------ Data records

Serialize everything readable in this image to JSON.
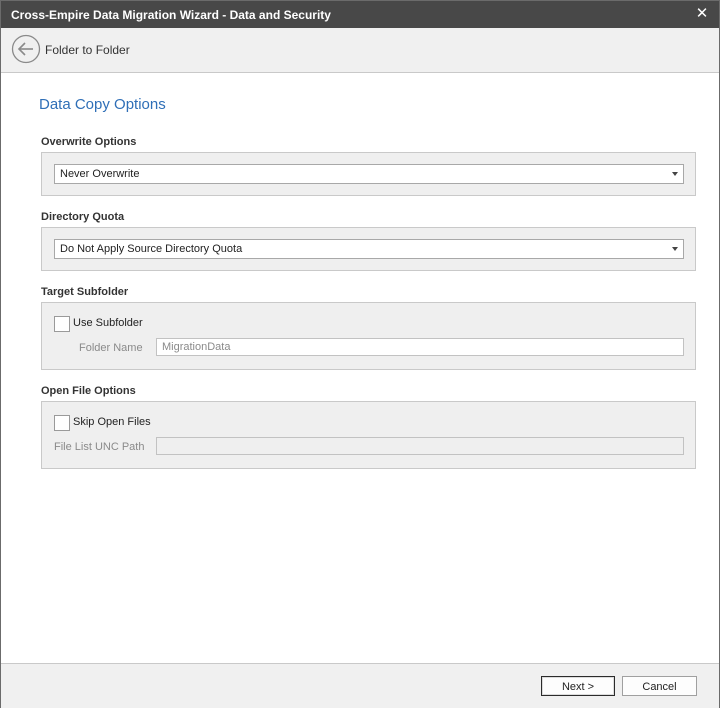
{
  "window": {
    "title": "Cross-Empire Data Migration Wizard  -  Data and Security",
    "close_label": "✕"
  },
  "nav": {
    "back_icon": "back-arrow-icon",
    "title": "Folder to Folder"
  },
  "page": {
    "title": "Data Copy Options"
  },
  "overwrite": {
    "label": "Overwrite Options",
    "value": "Never Overwrite"
  },
  "quota": {
    "label": "Directory Quota",
    "value": "Do Not Apply Source Directory Quota"
  },
  "subfolder": {
    "label": "Target Subfolder",
    "checkbox_label": "Use Subfolder",
    "checked": false,
    "folder_name_label": "Folder Name",
    "folder_name_value": "MigrationData"
  },
  "open_file": {
    "label": "Open File Options",
    "checkbox_label": "Skip Open Files",
    "checked": false,
    "unc_label": "File List UNC Path",
    "unc_value": ""
  },
  "footer": {
    "next_label": "Next >",
    "cancel_label": "Cancel"
  },
  "colors": {
    "titlebar": "#484848",
    "accent": "#2f6fb7",
    "group_bg": "#efefef"
  }
}
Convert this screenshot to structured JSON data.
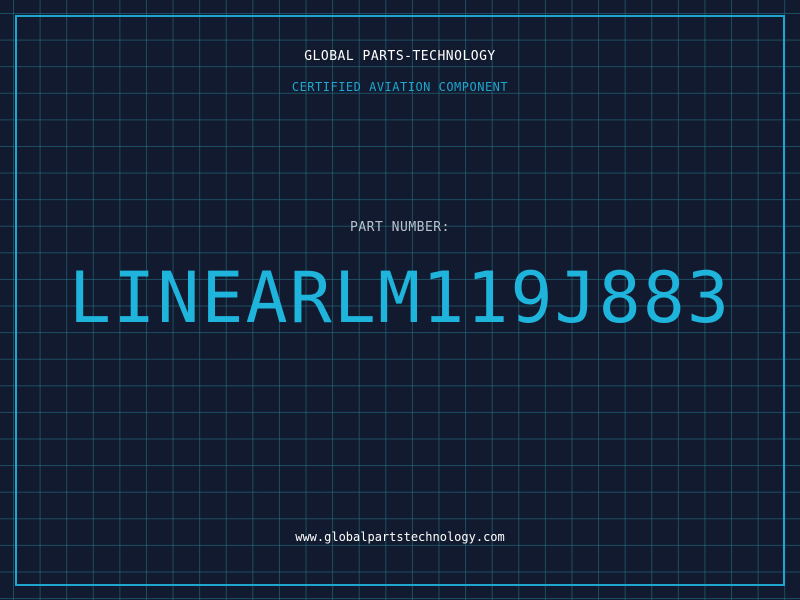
{
  "header": {
    "company": "GLOBAL PARTS-TECHNOLOGY",
    "subtitle": "CERTIFIED AVIATION COMPONENT"
  },
  "part": {
    "label": "PART NUMBER:",
    "number": "LINEARLM119J883"
  },
  "footer": {
    "website": "www.globalpartstechnology.com"
  },
  "colors": {
    "background": "#111a2e",
    "grid": "#26788c",
    "accent": "#1fa6cf",
    "part_number": "#1fb4dc",
    "label": "#b9c3cf",
    "text": "#ffffff"
  }
}
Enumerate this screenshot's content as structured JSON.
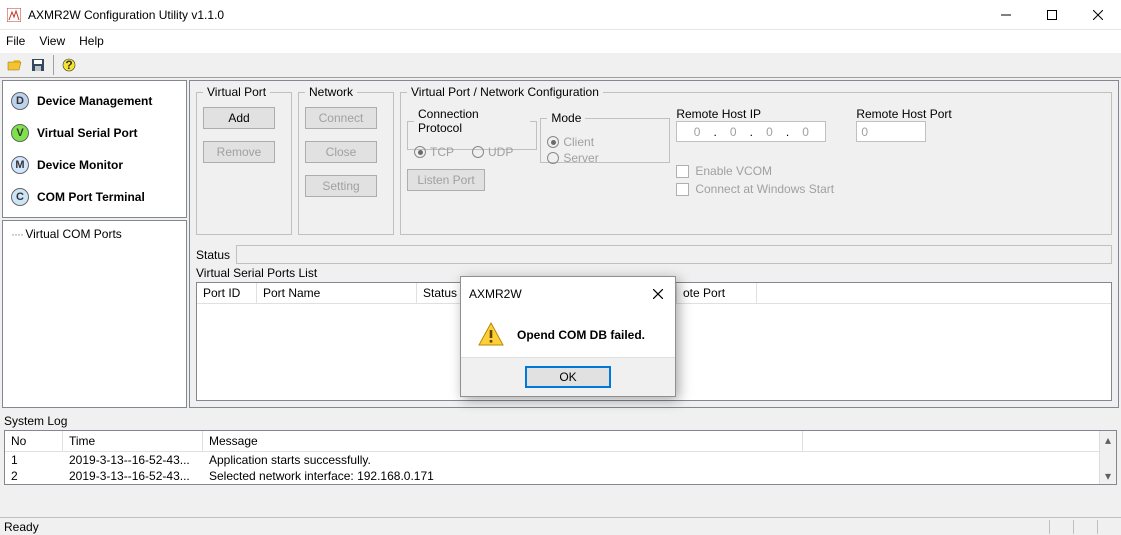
{
  "window": {
    "title": "AXMR2W Configuration Utility v1.1.0",
    "min": "—",
    "max": "☐",
    "close": "✕"
  },
  "menu": {
    "file": "File",
    "view": "View",
    "help": "Help"
  },
  "nav": {
    "device_mgmt": "Device Management",
    "virtual_serial": "Virtual Serial Port",
    "device_monitor": "Device Monitor",
    "com_terminal": "COM Port Terminal"
  },
  "tree": {
    "root": "Virtual COM Ports"
  },
  "groups": {
    "virtual_port": "Virtual Port",
    "network": "Network",
    "vpnc": "Virtual Port / Network Configuration",
    "conn_proto": "Connection Protocol",
    "mode": "Mode",
    "remote_ip": "Remote Host IP",
    "remote_port": "Remote Host Port"
  },
  "buttons": {
    "add": "Add",
    "remove": "Remove",
    "connect": "Connect",
    "close": "Close",
    "setting": "Setting",
    "listen": "Listen Port"
  },
  "radios": {
    "tcp": "TCP",
    "udp": "UDP",
    "client": "Client",
    "server": "Server"
  },
  "checks": {
    "enable_vcom": "Enable VCOM",
    "conn_start": "Connect at Windows Start"
  },
  "ip": {
    "a": "0",
    "b": "0",
    "c": "0",
    "d": "0"
  },
  "port": "0",
  "status": {
    "label": "Status"
  },
  "list": {
    "label": "Virtual Serial Ports List",
    "cols": {
      "port_id": "Port ID",
      "port_name": "Port Name",
      "status": "Status",
      "remote_port": "ote Port"
    }
  },
  "syslog": {
    "title": "System Log",
    "cols": {
      "no": "No",
      "time": "Time",
      "msg": "Message"
    },
    "rows": [
      {
        "no": "1",
        "time": "2019-3-13--16-52-43...",
        "msg": "Application starts successfully."
      },
      {
        "no": "2",
        "time": "2019-3-13--16-52-43...",
        "msg": "Selected network interface: 192.168.0.171"
      }
    ]
  },
  "statusbar": {
    "ready": "Ready"
  },
  "dialog": {
    "title": "AXMR2W",
    "message": "Opend COM DB failed.",
    "ok": "OK"
  }
}
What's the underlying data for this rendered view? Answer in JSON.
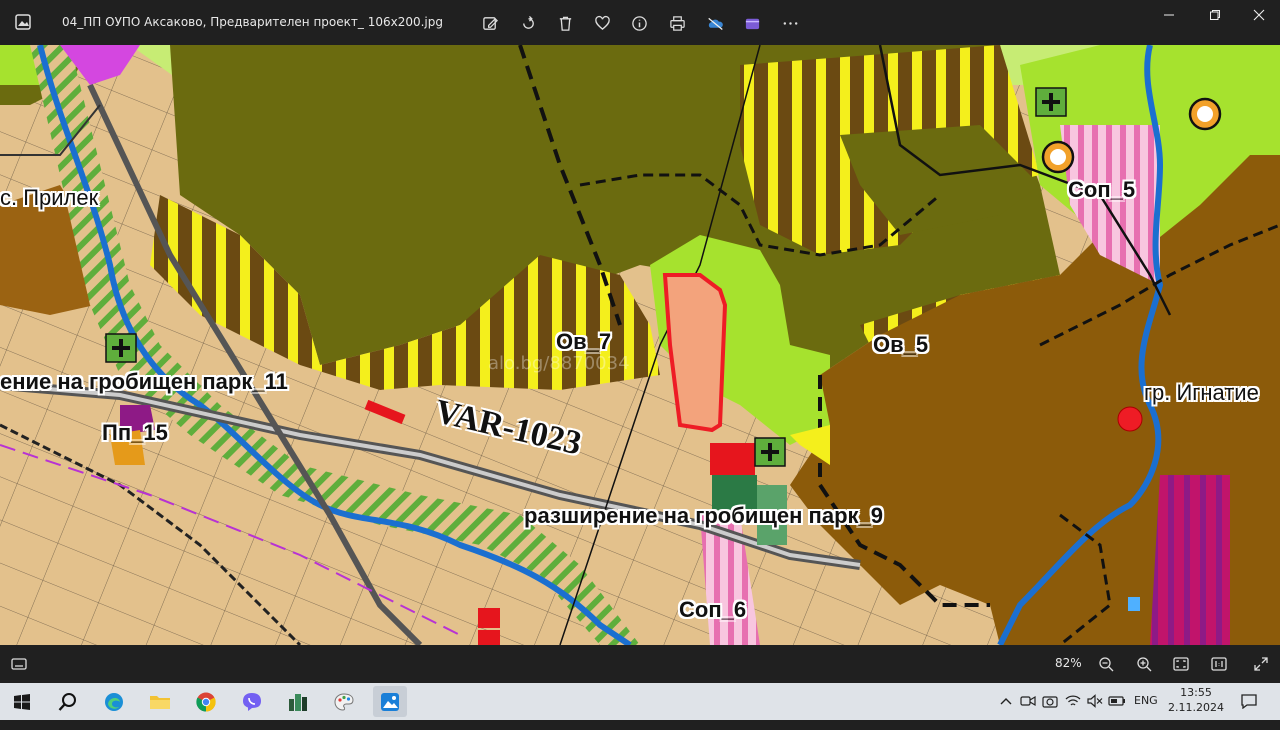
{
  "window": {
    "title": "04_ПП ОУПО Аксаково, Предварителен проект_ 106x200.jpg"
  },
  "toolbar": {
    "icons": [
      "edit-icon",
      "rotate-icon",
      "delete-icon",
      "favorite-icon",
      "info-icon",
      "print-icon",
      "onedrive-icon",
      "clipchamp-icon",
      "more-icon"
    ]
  },
  "map": {
    "labels": {
      "prilek": "с. Прилек",
      "ext11": "ение на гробищен парк_11",
      "pp15": "Пп_15",
      "ov7": "Ов_7",
      "ov5": "Ов_5",
      "sop5": "Соп_5",
      "ignatievo": "гр. Игнатие",
      "ext9": "разширение на гробищен парк_9",
      "sop6": "Соп_6",
      "road": "VAR-1023",
      "watermark": "alo.bg/8870034"
    }
  },
  "status": {
    "zoom": "82%"
  },
  "taskbar": {
    "lang": "ENG",
    "time": "13:55",
    "date": "2.11.2024 г."
  }
}
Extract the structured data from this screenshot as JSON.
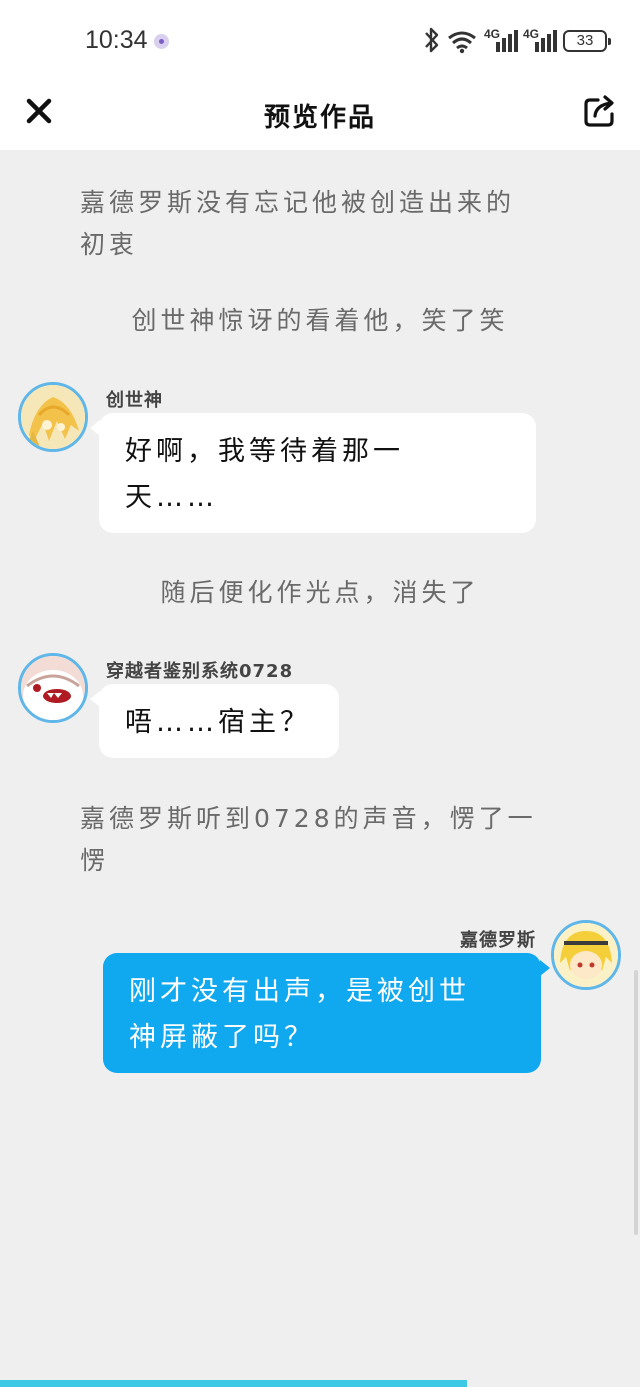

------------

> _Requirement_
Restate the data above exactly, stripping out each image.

> _Problem solution_
Serialize everything readable in this image to JSON.
{
  "window": {
    "title": "Cross-Empire Data Migration Wizard  -  Data and Security",
    "close_label": "✕"
  },
  "nav": {
    "back_icon": "back-arrow-icon",
    "title": "Folder to Folder"
  },
  "page": {
    "title": "Data Copy Options"
  },
  "overwrite": {
    "label": "Overwrite Options",
    "value": "Never Overwrite"
  },
  "quota": {
    "label": "Directory Quota",
    "value": "Do Not Apply Source Directory Quota"
  },
  "subfolder": {
    "label": "Target Subfolder",
    "checkbox_label": "Use Subfolder",
    "checked": false,
    "folder_name_label": "Folder Name",
    "folder_name_value": "MigrationData"
  },
  "open_file": {
    "label": "Open File Options",
    "checkbox_label": "Skip Open Files",
    "checked": false,
    "unc_label": "File List UNC Path",
    "unc_value": ""
  },
  "footer": {
    "next_label": "Next >",
    "cancel_label": "Cancel"
  },
  "colors": {
    "titlebar": "#484848",
    "accent": "#2f6fb7",
    "group_bg": "#efefef"
  }
}
Convert this screenshot to structured JSON data.
{
  "header": {
    "company": "GLOBAL PARTS-TECHNOLOGY",
    "subtitle": "CERTIFIED AVIATION COMPONENT"
  },
  "part": {
    "label": "PART NUMBER:",
    "number": "LINEARLM119J883"
  },
  "footer": {
    "website": "www.globalpartstechnology.com"
  },
  "colors": {
    "background": "#111a2e",
    "grid": "#26788c",
    "accent": "#1fa6cf",
    "part_number": "#1fb4dc",
    "label": "#b9c3cf",
    "text": "#ffffff"
  }
}
Enumerate this screenshot's content as structured JSON.
{
  "window": {
    "title": "AXMR2W Configuration Utility v1.1.0",
    "min": "—",
    "max": "☐",
    "close": "✕"
  },
  "menu": {
    "file": "File",
    "view": "View",
    "help": "Help"
  },
  "nav": {
    "device_mgmt": "Device Management",
    "virtual_serial": "Virtual Serial Port",
    "device_monitor": "Device Monitor",
    "com_terminal": "COM Port Terminal"
  },
  "tree": {
    "root": "Virtual COM Ports"
  },
  "groups": {
    "virtual_port": "Virtual Port",
    "network": "Network",
    "vpnc": "Virtual Port / Network Configuration",
    "conn_proto": "Connection Protocol",
    "mode": "Mode",
    "remote_ip": "Remote Host IP",
    "remote_port": "Remote Host Port"
  },
  "buttons": {
    "add": "Add",
    "remove": "Remove",
    "connect": "Connect",
    "close": "Close",
    "setting": "Setting",
    "listen": "Listen Port"
  },
  "radios": {
    "tcp": "TCP",
    "udp": "UDP",
    "client": "Client",
    "server": "Server"
  },
  "checks": {
    "enable_vcom": "Enable VCOM",
    "conn_start": "Connect at Windows Start"
  },
  "ip": {
    "a": "0",
    "b": "0",
    "c": "0",
    "d": "0"
  },
  "port": "0",
  "status": {
    "label": "Status"
  },
  "list": {
    "label": "Virtual Serial Ports List",
    "cols": {
      "port_id": "Port ID",
      "port_name": "Port Name",
      "status": "Status",
      "remote_port": "ote Port"
    }
  },
  "syslog": {
    "title": "System Log",
    "cols": {
      "no": "No",
      "time": "Time",
      "msg": "Message"
    },
    "rows": [
      {
        "no": "1",
        "time": "2019-3-13--16-52-43...",
        "msg": "Application starts successfully."
      },
      {
        "no": "2",
        "time": "2019-3-13--16-52-43...",
        "msg": "Selected network interface: 192.168.0.171"
      }
    ]
  },
  "statusbar": {
    "ready": "Ready"
  },
  "dialog": {
    "title": "AXMR2W",
    "message": "Opend COM DB failed.",
    "ok": "OK"
  }
}
What's the underlying data for this rendered view? Answer in JSON.
{
  "window": {
    "title": "04_ПП ОУПО Аксаково, Предварителен проект_ 106x200.jpg"
  },
  "toolbar": {
    "icons": [
      "edit-icon",
      "rotate-icon",
      "delete-icon",
      "favorite-icon",
      "info-icon",
      "print-icon",
      "onedrive-icon",
      "clipchamp-icon",
      "more-icon"
    ]
  },
  "map": {
    "labels": {
      "prilek": "с. Прилек",
      "ext11": "ение на гробищен парк_11",
      "pp15": "Пп_15",
      "ov7": "Ов_7",
      "ov5": "Ов_5",
      "sop5": "Соп_5",
      "ignatievo": "гр. Игнатие",
      "ext9": "разширение на гробищен парк_9",
      "sop6": "Соп_6",
      "road": "VAR-1023",
      "watermark": "alo.bg/8870034"
    }
  },
  "status": {
    "zoom": "82%"
  },
  "taskbar": {
    "lang": "ENG",
    "time": "13:55",
    "date": "2.11.2024 г."
  }
}
Extract the structured data from this screenshot as JSON.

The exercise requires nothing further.